→ Extracted data
[Start of Attachment]

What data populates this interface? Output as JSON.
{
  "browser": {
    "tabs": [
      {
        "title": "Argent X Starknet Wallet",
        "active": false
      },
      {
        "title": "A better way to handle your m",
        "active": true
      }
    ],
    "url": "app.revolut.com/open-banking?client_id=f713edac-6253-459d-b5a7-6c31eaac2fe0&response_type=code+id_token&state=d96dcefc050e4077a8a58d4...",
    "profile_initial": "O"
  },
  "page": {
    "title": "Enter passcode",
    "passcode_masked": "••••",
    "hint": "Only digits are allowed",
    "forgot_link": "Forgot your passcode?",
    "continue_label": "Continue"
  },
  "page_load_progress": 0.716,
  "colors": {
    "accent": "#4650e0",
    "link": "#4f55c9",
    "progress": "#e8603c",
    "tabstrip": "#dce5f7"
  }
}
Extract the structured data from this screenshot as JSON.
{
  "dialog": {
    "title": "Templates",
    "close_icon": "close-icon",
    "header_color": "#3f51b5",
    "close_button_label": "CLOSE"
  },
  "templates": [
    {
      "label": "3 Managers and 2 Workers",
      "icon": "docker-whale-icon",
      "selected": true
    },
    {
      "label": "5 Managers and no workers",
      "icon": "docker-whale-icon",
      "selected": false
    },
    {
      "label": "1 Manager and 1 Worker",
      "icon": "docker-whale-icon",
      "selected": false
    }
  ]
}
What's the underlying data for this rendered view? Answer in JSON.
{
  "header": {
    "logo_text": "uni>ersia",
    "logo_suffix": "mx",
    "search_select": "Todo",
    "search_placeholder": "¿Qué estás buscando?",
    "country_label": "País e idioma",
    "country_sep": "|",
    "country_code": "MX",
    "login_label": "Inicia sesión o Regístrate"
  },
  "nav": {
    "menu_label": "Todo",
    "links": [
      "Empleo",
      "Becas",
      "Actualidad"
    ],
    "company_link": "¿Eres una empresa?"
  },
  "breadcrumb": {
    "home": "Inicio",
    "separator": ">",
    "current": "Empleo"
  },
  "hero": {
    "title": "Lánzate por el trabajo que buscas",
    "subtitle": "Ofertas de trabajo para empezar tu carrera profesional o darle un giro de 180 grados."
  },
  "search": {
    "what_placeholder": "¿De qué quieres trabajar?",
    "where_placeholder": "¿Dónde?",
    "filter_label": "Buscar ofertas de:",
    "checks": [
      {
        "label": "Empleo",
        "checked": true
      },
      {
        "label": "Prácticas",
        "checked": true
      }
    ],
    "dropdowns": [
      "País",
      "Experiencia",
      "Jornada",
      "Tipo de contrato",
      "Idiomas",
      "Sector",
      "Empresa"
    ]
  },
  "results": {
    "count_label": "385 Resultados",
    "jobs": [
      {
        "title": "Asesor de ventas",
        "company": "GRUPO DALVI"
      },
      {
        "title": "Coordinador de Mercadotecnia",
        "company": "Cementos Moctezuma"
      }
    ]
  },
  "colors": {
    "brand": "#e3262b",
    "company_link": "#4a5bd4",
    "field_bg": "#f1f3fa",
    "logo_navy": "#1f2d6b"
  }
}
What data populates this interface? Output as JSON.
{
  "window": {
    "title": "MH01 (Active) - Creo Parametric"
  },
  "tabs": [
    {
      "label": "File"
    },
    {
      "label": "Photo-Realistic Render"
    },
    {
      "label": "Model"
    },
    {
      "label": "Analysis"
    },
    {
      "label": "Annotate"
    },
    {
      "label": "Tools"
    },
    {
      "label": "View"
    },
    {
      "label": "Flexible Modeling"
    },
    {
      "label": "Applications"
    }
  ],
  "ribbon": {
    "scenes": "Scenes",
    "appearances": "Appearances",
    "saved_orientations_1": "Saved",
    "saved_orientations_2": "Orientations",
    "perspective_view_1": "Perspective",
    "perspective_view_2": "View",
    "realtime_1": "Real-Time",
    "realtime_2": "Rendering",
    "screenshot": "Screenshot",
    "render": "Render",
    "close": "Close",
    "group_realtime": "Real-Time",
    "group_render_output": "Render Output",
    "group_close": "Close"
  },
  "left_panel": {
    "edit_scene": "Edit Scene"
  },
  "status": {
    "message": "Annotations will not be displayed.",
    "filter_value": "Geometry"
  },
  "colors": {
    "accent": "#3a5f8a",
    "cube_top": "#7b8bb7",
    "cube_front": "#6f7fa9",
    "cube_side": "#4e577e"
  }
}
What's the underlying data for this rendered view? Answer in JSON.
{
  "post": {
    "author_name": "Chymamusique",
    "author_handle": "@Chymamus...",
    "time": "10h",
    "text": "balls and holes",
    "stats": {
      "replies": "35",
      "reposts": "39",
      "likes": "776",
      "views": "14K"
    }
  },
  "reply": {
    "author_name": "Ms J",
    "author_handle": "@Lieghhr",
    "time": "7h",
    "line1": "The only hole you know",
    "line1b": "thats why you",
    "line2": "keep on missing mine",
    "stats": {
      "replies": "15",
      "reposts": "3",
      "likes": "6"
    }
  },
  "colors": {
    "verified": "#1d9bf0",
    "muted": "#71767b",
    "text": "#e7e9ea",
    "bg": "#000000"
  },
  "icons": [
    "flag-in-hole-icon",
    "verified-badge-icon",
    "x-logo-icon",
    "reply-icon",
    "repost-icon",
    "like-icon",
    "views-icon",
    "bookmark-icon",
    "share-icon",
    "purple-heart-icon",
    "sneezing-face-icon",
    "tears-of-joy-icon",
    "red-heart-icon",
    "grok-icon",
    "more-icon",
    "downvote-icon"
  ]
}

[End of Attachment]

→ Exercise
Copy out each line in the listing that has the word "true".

→ Solution
        "active": true
      "selected": true
        "checked": true
        "checked": true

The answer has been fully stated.